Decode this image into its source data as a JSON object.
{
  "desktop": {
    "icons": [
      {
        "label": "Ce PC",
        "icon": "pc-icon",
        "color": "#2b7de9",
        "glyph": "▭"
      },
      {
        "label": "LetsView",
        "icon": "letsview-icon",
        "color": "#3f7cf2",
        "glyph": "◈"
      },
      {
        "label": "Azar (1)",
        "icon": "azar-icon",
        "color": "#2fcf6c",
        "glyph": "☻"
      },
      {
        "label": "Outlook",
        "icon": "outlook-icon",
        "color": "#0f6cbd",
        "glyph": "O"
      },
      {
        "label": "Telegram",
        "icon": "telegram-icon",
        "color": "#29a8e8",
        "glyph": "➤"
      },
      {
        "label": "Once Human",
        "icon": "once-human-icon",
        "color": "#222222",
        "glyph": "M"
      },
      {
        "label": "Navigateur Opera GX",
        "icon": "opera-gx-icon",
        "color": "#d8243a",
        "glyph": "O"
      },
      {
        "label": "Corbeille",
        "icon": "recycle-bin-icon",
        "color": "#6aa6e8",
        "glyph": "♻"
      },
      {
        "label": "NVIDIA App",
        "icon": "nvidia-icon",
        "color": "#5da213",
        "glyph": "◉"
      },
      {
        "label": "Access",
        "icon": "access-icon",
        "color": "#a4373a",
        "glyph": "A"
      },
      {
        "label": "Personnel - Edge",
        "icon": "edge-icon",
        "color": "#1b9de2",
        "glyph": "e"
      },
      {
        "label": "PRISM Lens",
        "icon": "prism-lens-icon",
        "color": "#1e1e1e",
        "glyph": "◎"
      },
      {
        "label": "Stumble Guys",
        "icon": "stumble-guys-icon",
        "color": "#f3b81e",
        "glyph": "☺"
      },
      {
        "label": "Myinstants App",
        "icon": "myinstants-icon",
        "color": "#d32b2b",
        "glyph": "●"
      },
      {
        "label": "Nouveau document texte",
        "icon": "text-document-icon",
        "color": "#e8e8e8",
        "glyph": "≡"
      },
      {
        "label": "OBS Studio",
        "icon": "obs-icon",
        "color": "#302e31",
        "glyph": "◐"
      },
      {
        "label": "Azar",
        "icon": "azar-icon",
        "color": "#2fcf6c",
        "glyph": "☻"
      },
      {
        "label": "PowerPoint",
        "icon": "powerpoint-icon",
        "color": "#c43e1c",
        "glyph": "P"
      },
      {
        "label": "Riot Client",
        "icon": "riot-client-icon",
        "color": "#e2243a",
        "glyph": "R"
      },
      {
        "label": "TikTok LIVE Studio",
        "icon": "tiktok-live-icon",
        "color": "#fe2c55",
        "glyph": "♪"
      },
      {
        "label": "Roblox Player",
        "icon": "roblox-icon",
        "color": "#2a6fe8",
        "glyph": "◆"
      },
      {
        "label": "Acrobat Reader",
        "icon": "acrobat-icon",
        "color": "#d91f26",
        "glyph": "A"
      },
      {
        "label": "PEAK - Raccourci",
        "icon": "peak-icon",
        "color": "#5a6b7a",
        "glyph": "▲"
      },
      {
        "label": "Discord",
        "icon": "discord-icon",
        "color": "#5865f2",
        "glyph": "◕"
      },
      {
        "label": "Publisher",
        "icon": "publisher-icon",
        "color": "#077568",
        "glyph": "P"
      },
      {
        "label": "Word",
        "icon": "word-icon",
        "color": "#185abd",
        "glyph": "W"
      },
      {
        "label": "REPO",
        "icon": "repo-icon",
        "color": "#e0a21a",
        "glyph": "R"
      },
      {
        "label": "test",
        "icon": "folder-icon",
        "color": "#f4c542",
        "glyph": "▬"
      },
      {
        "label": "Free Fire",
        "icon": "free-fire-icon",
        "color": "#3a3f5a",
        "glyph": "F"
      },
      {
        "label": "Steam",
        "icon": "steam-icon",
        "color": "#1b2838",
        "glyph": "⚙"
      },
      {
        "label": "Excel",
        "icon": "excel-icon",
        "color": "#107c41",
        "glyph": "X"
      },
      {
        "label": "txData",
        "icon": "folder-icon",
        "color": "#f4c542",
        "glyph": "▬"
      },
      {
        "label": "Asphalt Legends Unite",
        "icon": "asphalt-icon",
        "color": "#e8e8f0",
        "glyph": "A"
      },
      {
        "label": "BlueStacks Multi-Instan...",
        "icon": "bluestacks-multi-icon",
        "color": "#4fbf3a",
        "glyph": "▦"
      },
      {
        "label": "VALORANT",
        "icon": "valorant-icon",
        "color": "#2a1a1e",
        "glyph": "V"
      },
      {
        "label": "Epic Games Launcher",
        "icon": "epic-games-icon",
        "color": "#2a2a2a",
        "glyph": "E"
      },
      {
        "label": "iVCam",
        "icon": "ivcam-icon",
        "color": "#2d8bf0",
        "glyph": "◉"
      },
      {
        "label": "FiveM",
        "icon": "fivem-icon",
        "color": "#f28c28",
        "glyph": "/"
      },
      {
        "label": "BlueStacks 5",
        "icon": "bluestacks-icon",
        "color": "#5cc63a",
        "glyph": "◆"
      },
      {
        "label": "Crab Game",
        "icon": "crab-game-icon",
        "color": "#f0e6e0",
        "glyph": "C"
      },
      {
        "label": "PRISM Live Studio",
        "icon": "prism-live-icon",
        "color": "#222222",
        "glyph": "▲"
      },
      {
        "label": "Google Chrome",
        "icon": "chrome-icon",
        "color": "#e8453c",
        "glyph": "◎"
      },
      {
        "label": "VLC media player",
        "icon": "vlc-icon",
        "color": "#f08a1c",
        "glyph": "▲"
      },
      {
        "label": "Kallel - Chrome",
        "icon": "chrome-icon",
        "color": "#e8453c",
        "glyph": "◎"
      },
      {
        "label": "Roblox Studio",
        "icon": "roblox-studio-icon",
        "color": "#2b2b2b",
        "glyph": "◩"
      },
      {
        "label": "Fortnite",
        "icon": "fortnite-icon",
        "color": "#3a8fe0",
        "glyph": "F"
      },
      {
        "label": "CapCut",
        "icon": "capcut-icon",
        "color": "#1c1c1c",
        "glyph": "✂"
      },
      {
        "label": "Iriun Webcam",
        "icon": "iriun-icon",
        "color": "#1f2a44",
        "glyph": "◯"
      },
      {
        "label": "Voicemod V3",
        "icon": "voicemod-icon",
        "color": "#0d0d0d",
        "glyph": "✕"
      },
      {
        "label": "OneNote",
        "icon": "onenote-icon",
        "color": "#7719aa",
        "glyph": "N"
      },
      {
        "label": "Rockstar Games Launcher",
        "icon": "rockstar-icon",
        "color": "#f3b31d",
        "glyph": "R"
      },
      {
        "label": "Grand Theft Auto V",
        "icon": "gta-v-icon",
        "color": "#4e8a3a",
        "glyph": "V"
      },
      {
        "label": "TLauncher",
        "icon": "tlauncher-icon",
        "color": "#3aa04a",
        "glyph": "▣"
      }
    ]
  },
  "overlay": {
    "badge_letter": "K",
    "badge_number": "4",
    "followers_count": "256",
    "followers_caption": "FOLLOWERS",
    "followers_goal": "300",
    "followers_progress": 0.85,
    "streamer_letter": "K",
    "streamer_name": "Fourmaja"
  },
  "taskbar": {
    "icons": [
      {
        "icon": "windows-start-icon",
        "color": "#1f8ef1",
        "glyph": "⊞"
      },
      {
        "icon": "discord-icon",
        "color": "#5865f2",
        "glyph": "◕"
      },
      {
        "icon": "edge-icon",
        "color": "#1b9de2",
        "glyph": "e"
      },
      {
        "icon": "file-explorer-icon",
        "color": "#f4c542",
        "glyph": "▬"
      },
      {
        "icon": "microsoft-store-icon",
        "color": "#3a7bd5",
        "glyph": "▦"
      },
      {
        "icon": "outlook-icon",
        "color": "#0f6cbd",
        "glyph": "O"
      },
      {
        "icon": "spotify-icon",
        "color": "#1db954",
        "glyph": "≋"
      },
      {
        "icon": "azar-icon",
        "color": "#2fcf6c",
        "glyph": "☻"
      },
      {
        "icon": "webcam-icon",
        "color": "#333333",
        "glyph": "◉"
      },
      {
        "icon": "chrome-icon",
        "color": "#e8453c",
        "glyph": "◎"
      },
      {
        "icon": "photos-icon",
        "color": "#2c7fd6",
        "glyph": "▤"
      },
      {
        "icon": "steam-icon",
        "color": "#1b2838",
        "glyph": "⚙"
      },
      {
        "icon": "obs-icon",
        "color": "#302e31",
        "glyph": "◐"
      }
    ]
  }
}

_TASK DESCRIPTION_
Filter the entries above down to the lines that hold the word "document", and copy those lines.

_ANSWER TO THIS TASK_
        "label": "Nouveau document texte",
        "icon": "text-document-icon",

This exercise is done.